DHS has proposed a fee of $10 per H-1B petition. The agency considers this to be an “appropriate, nominal fee” to recover some costs involved.
In January 2019, DHS published the rule establishing an H-1B electronic registration system. At that time, no fee was proposed, but the “door was left open.” In mid-August, DHS announced that there would be fee.
As to what information will be required, that is still a bit up in the air – again, the door is left open by DHS. The agency wants enough information to be able to check for fraud, duplicate registrations filed by the same company, and to ensure that those selected during the registration period ultimately file H-1B petitions. In addition to company identification, each registration would include the beneficiary’s:
- Full name
- Date of birth
- Country of birth
- Passport number

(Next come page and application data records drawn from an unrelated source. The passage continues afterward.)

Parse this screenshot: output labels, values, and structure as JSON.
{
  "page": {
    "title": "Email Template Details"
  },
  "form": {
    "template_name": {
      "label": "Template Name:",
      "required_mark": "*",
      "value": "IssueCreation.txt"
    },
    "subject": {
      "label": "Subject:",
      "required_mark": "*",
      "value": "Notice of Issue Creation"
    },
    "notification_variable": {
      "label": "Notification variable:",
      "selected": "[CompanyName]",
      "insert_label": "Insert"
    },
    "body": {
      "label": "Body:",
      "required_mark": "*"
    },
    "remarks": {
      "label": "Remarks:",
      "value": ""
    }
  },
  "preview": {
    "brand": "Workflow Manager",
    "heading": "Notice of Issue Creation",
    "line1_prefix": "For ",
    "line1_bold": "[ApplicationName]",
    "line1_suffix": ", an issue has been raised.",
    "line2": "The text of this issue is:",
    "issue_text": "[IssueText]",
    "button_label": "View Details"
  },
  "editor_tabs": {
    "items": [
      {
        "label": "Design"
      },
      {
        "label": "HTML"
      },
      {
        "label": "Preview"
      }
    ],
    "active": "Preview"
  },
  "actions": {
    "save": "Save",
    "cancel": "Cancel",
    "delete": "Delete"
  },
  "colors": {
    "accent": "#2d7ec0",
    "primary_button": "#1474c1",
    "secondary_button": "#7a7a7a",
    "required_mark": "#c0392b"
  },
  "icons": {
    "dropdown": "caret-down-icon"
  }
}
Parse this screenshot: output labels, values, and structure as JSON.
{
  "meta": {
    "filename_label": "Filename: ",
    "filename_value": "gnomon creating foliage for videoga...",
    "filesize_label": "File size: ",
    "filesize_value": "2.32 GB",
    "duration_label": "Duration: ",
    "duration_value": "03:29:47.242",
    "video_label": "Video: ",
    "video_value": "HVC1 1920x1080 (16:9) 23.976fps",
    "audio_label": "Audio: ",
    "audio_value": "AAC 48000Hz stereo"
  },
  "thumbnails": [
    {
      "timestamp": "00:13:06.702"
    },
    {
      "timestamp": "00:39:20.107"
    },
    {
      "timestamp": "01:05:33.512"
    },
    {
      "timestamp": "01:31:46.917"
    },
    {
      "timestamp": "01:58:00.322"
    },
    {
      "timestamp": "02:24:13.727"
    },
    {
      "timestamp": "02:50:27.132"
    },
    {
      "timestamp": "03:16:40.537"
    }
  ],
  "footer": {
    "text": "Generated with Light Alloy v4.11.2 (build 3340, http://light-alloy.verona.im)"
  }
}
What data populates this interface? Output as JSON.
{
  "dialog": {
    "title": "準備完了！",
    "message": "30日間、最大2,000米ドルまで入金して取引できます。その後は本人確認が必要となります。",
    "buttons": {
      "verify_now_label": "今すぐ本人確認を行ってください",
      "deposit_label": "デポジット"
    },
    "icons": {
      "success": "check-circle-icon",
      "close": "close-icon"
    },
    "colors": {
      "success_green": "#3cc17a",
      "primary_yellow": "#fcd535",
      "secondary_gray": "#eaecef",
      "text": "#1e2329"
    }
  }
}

Each registration also will require the petitioner to complete an attestation about the “bona fides” of the registration. Frivolous registrations, DHS warns, “may be referred to appropriate federal law enforcement agencies for investigation and further action as appropriate.” Under a “catch-all,” DHS could require: “any additional basic information requested by the registration system to promote certainty.”
Some concerned about frivolous registrations suggested that information include job title, worksite address, salary offers, SOC code, LCA wage level, and specific educational qualifications. Others suggested including disclosure of any recent labor violations or disputes and EEOC complaints and whether the petitioner is H-1B dependent. DHS rejected these ideas (for now), noting that much of that information would be used to review eligibility once an H-1B petition is filed.
Questions remain about what DHS does with the information it gathers during the electronic registration. In accordance with the Administration’s “Buy American, Hire American” Executive Order, DHS is already gathering and sharing much information on its H-1B Data Hub. The public can search the number of H-1B approvals and denials by company and by year. The public also can see, by employer, the number of approved H-1B petitions by salary and degree type. In addition to making the information public, DHS has stated in a description of the H-1B registration tool that it “may share the information with other Federal, State, local and foreign government agencies” and “may also share [the] information, as appropriate, for law enforcement purposes or in the interest of national security.” The full scope of this statement is not yet known.
It is unclear whether the electronic registration will be ready in 2020 or when the promised trial period for stakeholders will occur.
Jackson Lewis attorneys will follow these developments and provide updates as they become available.